The Inner Structure of the UX Honeycomb

Since the term “User Experience” was coined in the 90s, its interpretation has gone through a series of iteration. One of the excellent examples of explaining User Experience was Peter Morville’s UX Honeycomb, which describes the 7 parallel pieces of User Experience.

As inclusive as the UX Honeycomb, the 7 pieces are not separated from each other. This short article examines the inner structure of the UX Honeycomb, aiming to give a better picture of the links between the pieces.

Take a closer look at the 7 pieces of the honeycomb. It connects the rational brain to the emotional brain via three bridges.

The site must be credible, which helps the user feel the product is desirable.

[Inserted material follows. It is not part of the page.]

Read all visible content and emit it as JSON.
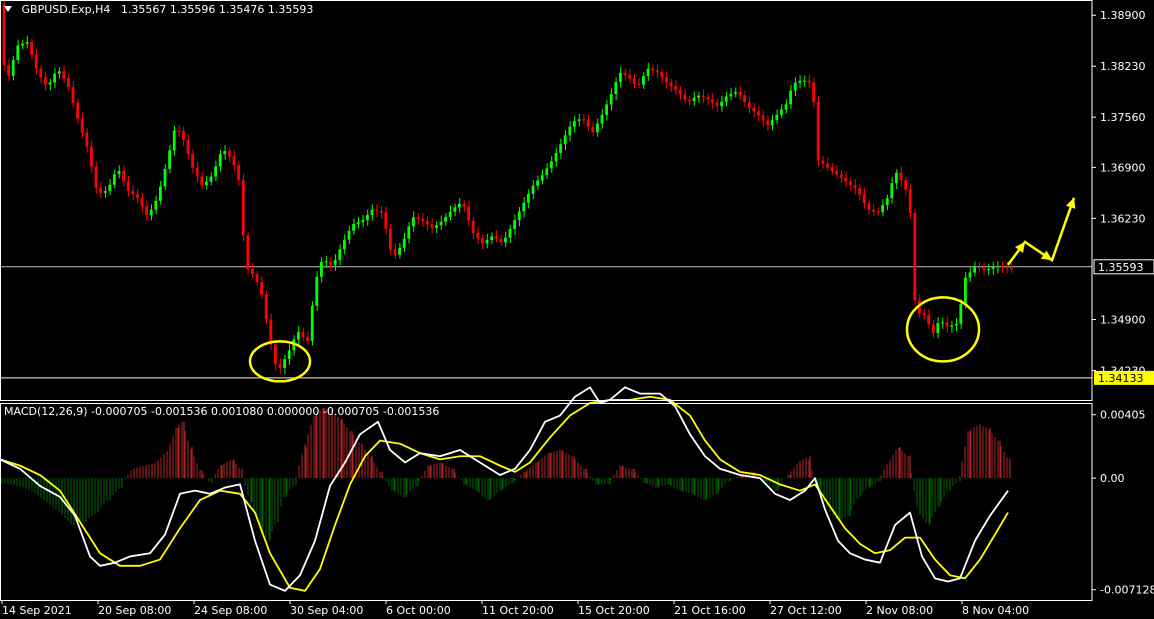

The site should also be accessible, which reduces the perceived distance between the user and the product, hence it feels accessible.

The design should also be useable. Only when it’s useable and can show a path from the problem to the solution, will the user feel the product is useful.

The emotional brain senses the product is desirable, finable and useful; that leads to the final emotion of finding the product valuable. Each of the seven pieces of the UX Honeycomb is well-aligned into an organic system that brings the design to life.

Next time when you’re using the UX Honeycomb as the criteria for your design, experience both rational effect and the emotional effect. When the product is perceived as high value on both channels by the user, that is when the product becomes truly valuable.